[[ Information supplied, beginning ]]

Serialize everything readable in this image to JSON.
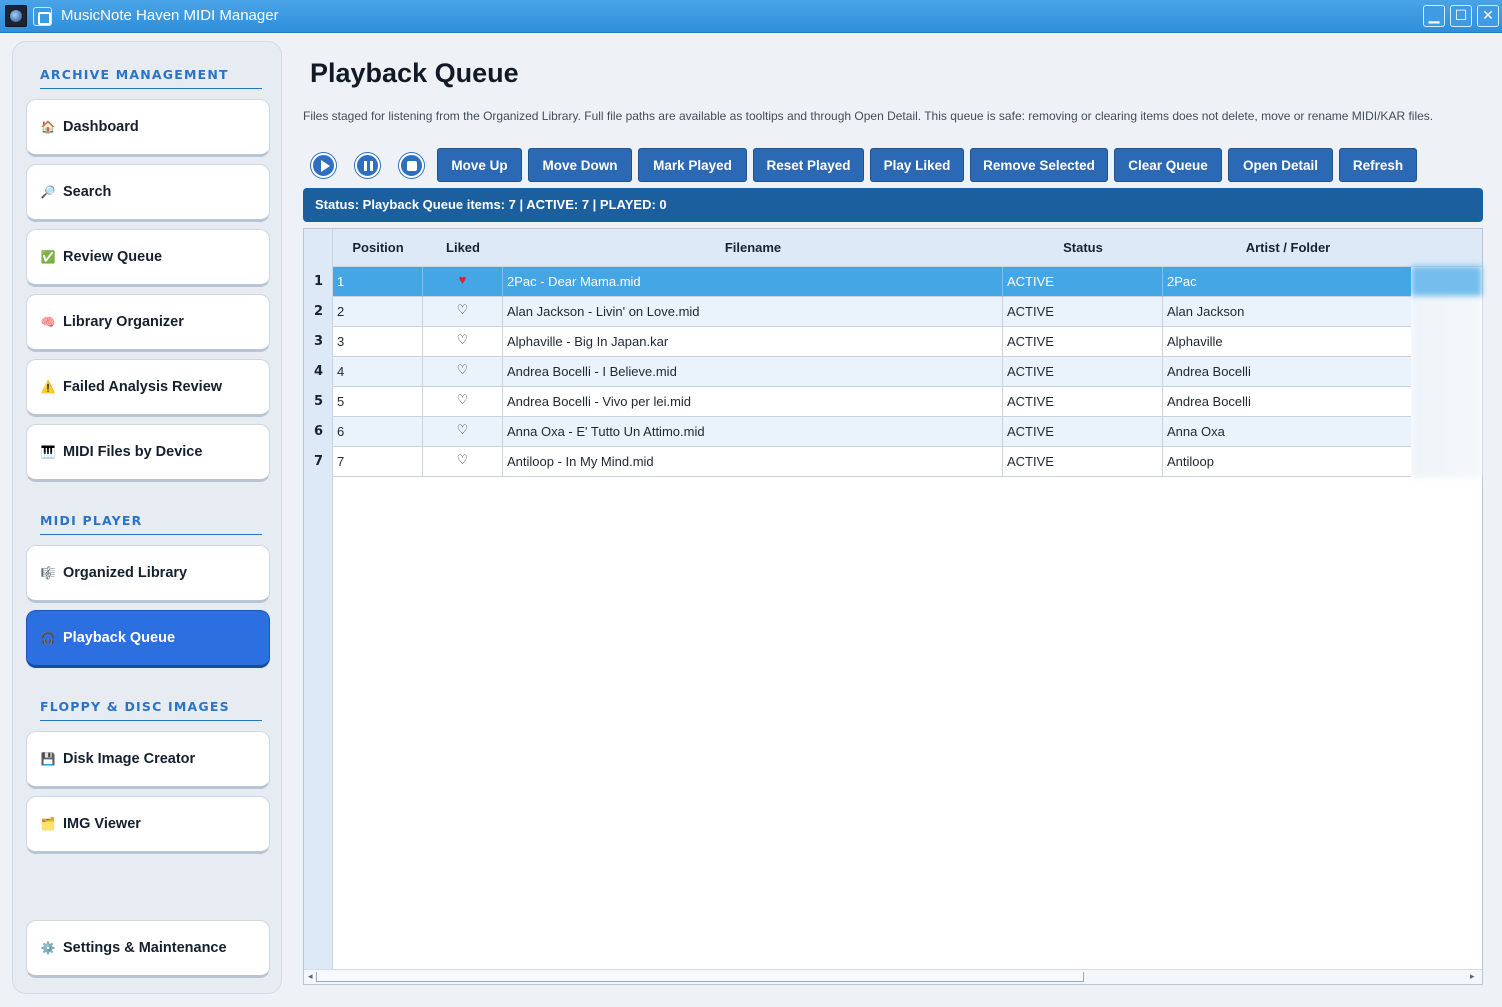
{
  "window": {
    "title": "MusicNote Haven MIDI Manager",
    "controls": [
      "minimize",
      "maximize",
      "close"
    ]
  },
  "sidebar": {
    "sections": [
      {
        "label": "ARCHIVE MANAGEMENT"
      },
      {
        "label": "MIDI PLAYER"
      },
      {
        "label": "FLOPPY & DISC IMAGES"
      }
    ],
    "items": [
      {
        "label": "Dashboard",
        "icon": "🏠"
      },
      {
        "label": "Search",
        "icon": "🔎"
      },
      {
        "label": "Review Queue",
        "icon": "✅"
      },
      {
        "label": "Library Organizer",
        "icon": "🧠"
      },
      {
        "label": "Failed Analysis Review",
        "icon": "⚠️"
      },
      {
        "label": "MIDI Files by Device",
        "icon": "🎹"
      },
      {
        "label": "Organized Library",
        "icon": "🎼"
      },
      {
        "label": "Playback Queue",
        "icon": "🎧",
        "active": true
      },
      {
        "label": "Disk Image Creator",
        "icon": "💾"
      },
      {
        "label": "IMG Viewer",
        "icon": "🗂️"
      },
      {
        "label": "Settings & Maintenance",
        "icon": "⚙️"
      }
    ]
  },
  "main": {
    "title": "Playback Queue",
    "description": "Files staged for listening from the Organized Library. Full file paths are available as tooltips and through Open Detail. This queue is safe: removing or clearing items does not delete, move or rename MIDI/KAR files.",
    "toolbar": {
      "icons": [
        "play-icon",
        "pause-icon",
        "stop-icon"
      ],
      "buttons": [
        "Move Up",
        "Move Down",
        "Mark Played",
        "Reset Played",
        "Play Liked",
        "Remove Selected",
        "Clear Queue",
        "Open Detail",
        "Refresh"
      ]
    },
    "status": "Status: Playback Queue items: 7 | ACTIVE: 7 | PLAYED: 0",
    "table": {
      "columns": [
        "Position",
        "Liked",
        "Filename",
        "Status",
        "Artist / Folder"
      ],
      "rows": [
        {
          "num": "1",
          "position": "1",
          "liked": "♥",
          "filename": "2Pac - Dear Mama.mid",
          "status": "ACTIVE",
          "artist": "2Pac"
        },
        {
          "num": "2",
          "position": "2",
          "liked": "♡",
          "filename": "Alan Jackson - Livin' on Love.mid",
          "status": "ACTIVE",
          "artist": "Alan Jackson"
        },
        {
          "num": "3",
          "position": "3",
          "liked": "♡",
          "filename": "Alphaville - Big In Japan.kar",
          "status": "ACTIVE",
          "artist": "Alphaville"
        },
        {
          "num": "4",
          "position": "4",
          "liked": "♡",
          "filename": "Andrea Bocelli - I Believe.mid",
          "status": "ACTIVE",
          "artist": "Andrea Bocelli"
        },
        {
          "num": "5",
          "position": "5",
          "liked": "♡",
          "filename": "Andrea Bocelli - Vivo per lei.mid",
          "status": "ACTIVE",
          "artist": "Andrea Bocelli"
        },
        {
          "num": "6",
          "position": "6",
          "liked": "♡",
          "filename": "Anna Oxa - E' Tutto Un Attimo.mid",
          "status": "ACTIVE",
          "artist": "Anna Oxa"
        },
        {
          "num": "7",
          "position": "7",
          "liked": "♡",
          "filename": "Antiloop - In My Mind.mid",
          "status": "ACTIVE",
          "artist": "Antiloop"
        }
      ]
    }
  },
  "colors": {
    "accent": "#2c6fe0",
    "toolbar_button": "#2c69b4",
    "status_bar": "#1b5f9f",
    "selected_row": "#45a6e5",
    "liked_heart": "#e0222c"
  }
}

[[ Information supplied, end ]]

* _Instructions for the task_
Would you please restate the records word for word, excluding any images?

* _Written solution_
Serialize everything readable in this image to JSON.
{
  "window": {
    "title": "MusicNote Haven MIDI Manager",
    "controls": [
      "minimize",
      "maximize",
      "close"
    ]
  },
  "sidebar": {
    "sections": [
      {
        "label": "ARCHIVE MANAGEMENT"
      },
      {
        "label": "MIDI PLAYER"
      },
      {
        "label": "FLOPPY & DISC IMAGES"
      }
    ],
    "items": [
      {
        "label": "Dashboard",
        "icon": "🏠"
      },
      {
        "label": "Search",
        "icon": "🔎"
      },
      {
        "label": "Review Queue",
        "icon": "✅"
      },
      {
        "label": "Library Organizer",
        "icon": "🧠"
      },
      {
        "label": "Failed Analysis Review",
        "icon": "⚠️"
      },
      {
        "label": "MIDI Files by Device",
        "icon": "🎹"
      },
      {
        "label": "Organized Library",
        "icon": "🎼"
      },
      {
        "label": "Playback Queue",
        "icon": "🎧",
        "active": true
      },
      {
        "label": "Disk Image Creator",
        "icon": "💾"
      },
      {
        "label": "IMG Viewer",
        "icon": "🗂️"
      },
      {
        "label": "Settings & Maintenance",
        "icon": "⚙️"
      }
    ]
  },
  "main": {
    "title": "Playback Queue",
    "description": "Files staged for listening from the Organized Library. Full file paths are available as tooltips and through Open Detail. This queue is safe: removing or clearing items does not delete, move or rename MIDI/KAR files.",
    "toolbar": {
      "icons": [
        "play-icon",
        "pause-icon",
        "stop-icon"
      ],
      "buttons": [
        "Move Up",
        "Move Down",
        "Mark Played",
        "Reset Played",
        "Play Liked",
        "Remove Selected",
        "Clear Queue",
        "Open Detail",
        "Refresh"
      ]
    },
    "status": "Status: Playback Queue items: 7 | ACTIVE: 7 | PLAYED: 0",
    "table": {
      "columns": [
        "Position",
        "Liked",
        "Filename",
        "Status",
        "Artist / Folder"
      ],
      "rows": [
        {
          "num": "1",
          "position": "1",
          "liked": "♥",
          "filename": "2Pac - Dear Mama.mid",
          "status": "ACTIVE",
          "artist": "2Pac"
        },
        {
          "num": "2",
          "position": "2",
          "liked": "♡",
          "filename": "Alan Jackson - Livin' on Love.mid",
          "status": "ACTIVE",
          "artist": "Alan Jackson"
        },
        {
          "num": "3",
          "position": "3",
          "liked": "♡",
          "filename": "Alphaville - Big In Japan.kar",
          "status": "ACTIVE",
          "artist": "Alphaville"
        },
        {
          "num": "4",
          "position": "4",
          "liked": "♡",
          "filename": "Andrea Bocelli - I Believe.mid",
          "status": "ACTIVE",
          "artist": "Andrea Bocelli"
        },
        {
          "num": "5",
          "position": "5",
          "liked": "♡",
          "filename": "Andrea Bocelli - Vivo per lei.mid",
          "status": "ACTIVE",
          "artist": "Andrea Bocelli"
        },
        {
          "num": "6",
          "position": "6",
          "liked": "♡",
          "filename": "Anna Oxa - E' Tutto Un Attimo.mid",
          "status": "ACTIVE",
          "artist": "Anna Oxa"
        },
        {
          "num": "7",
          "position": "7",
          "liked": "♡",
          "filename": "Antiloop - In My Mind.mid",
          "status": "ACTIVE",
          "artist": "Antiloop"
        }
      ]
    }
  },
  "colors": {
    "accent": "#2c6fe0",
    "toolbar_button": "#2c69b4",
    "status_bar": "#1b5f9f",
    "selected_row": "#45a6e5",
    "liked_heart": "#e0222c"
  }
}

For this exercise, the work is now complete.